• **Problem details**:
Write out the data exactly, keeping every line.

• **Raw data**:

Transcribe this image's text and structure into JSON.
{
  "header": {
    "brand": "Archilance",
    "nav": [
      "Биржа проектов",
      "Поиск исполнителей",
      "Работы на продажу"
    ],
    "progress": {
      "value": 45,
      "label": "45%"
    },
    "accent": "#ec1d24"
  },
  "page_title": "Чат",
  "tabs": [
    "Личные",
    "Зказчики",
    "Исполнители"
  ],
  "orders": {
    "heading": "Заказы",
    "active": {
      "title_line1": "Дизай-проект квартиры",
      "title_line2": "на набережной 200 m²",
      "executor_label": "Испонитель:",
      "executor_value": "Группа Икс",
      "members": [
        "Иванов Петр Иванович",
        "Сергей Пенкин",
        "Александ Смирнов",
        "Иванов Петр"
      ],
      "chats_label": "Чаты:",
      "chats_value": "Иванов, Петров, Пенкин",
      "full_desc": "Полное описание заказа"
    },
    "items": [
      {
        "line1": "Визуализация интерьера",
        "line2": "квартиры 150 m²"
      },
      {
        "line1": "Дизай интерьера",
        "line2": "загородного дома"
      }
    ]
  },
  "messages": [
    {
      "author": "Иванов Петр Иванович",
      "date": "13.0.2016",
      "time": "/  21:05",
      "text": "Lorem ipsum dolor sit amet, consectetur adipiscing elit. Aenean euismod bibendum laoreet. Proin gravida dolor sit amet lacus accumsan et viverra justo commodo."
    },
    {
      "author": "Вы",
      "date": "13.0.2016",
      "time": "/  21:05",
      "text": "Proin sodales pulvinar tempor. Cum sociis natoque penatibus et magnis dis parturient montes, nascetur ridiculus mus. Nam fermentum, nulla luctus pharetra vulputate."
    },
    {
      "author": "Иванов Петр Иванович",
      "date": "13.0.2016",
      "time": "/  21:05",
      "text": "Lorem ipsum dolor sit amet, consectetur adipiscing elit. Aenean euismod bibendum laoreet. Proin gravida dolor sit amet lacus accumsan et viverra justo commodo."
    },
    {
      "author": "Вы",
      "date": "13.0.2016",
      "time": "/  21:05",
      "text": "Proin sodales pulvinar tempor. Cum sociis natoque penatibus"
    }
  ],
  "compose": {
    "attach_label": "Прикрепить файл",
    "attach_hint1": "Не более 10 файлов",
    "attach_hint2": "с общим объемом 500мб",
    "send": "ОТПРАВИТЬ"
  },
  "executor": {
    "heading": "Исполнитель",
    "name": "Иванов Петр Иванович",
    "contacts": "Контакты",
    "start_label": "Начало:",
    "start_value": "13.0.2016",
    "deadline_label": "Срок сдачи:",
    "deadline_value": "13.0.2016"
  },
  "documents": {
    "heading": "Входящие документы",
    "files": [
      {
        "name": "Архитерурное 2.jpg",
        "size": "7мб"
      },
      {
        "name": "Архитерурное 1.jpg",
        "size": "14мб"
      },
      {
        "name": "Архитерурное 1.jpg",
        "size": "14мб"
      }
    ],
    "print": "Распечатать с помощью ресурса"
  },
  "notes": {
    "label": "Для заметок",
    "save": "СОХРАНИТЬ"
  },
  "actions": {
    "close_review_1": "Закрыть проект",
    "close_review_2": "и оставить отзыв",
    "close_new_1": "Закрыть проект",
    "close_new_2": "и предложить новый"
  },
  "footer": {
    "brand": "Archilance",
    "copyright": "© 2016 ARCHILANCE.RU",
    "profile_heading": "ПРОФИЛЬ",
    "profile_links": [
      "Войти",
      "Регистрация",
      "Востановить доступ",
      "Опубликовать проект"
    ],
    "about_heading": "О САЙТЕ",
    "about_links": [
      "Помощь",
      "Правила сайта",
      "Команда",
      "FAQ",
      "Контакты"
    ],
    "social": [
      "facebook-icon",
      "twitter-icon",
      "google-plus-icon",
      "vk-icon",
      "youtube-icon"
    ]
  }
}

• **Answer to the exercise**:
Transcribe this image's text and structure into JSON.
{
  "header": {
    "brand": "Archilance",
    "nav": [
      "Биржа проектов",
      "Поиск исполнителей",
      "Работы на продажу"
    ],
    "progress": {
      "value": 45,
      "label": "45%"
    },
    "accent": "#ec1d24"
  },
  "page_title": "Чат",
  "tabs": [
    "Личные",
    "Зказчики",
    "Исполнители"
  ],
  "orders": {
    "heading": "Заказы",
    "active": {
      "title_line1": "Дизай-проект квартиры",
      "title_line2": "на набережной 200 m²",
      "executor_label": "Испонитель:",
      "executor_value": "Группа Икс",
      "members": [
        "Иванов Петр Иванович",
        "Сергей Пенкин",
        "Александ Смирнов",
        "Иванов Петр"
      ],
      "chats_label": "Чаты:",
      "chats_value": "Иванов, Петров, Пенкин",
      "full_desc": "Полное описание заказа"
    },
    "items": [
      {
        "line1": "Визуализация интерьера",
        "line2": "квартиры 150 m²"
      },
      {
        "line1": "Дизай интерьера",
        "line2": "загородного дома"
      }
    ]
  },
  "messages": [
    {
      "author": "Иванов Петр Иванович",
      "date": "13.0.2016",
      "time": "/  21:05",
      "text": "Lorem ipsum dolor sit amet, consectetur adipiscing elit. Aenean euismod bibendum laoreet. Proin gravida dolor sit amet lacus accumsan et viverra justo commodo."
    },
    {
      "author": "Вы",
      "date": "13.0.2016",
      "time": "/  21:05",
      "text": "Proin sodales pulvinar tempor. Cum sociis natoque penatibus et magnis dis parturient montes, nascetur ridiculus mus. Nam fermentum, nulla luctus pharetra vulputate."
    },
    {
      "author": "Иванов Петр Иванович",
      "date": "13.0.2016",
      "time": "/  21:05",
      "text": "Lorem ipsum dolor sit amet, consectetur adipiscing elit. Aenean euismod bibendum laoreet. Proin gravida dolor sit amet lacus accumsan et viverra justo commodo."
    },
    {
      "author": "Вы",
      "date": "13.0.2016",
      "time": "/  21:05",
      "text": "Proin sodales pulvinar tempor. Cum sociis natoque penatibus"
    }
  ],
  "compose": {
    "attach_label": "Прикрепить файл",
    "attach_hint1": "Не более 10 файлов",
    "attach_hint2": "с общим объемом 500мб",
    "send": "ОТПРАВИТЬ"
  },
  "executor": {
    "heading": "Исполнитель",
    "name": "Иванов Петр Иванович",
    "contacts": "Контакты",
    "start_label": "Начало:",
    "start_value": "13.0.2016",
    "deadline_label": "Срок сдачи:",
    "deadline_value": "13.0.2016"
  },
  "documents": {
    "heading": "Входящие документы",
    "files": [
      {
        "name": "Архитерурное 2.jpg",
        "size": "7мб"
      },
      {
        "name": "Архитерурное 1.jpg",
        "size": "14мб"
      },
      {
        "name": "Архитерурное 1.jpg",
        "size": "14мб"
      }
    ],
    "print": "Распечатать с помощью ресурса"
  },
  "notes": {
    "label": "Для заметок",
    "save": "СОХРАНИТЬ"
  },
  "actions": {
    "close_review_1": "Закрыть проект",
    "close_review_2": "и оставить отзыв",
    "close_new_1": "Закрыть проект",
    "close_new_2": "и предложить новый"
  },
  "footer": {
    "brand": "Archilance",
    "copyright": "© 2016 ARCHILANCE.RU",
    "profile_heading": "ПРОФИЛЬ",
    "profile_links": [
      "Войти",
      "Регистрация",
      "Востановить доступ",
      "Опубликовать проект"
    ],
    "about_heading": "О САЙТЕ",
    "about_links": [
      "Помощь",
      "Правила сайта",
      "Команда",
      "FAQ",
      "Контакты"
    ],
    "social": [
      "facebook-icon",
      "twitter-icon",
      "google-plus-icon",
      "vk-icon",
      "youtube-icon"
    ]
  }
}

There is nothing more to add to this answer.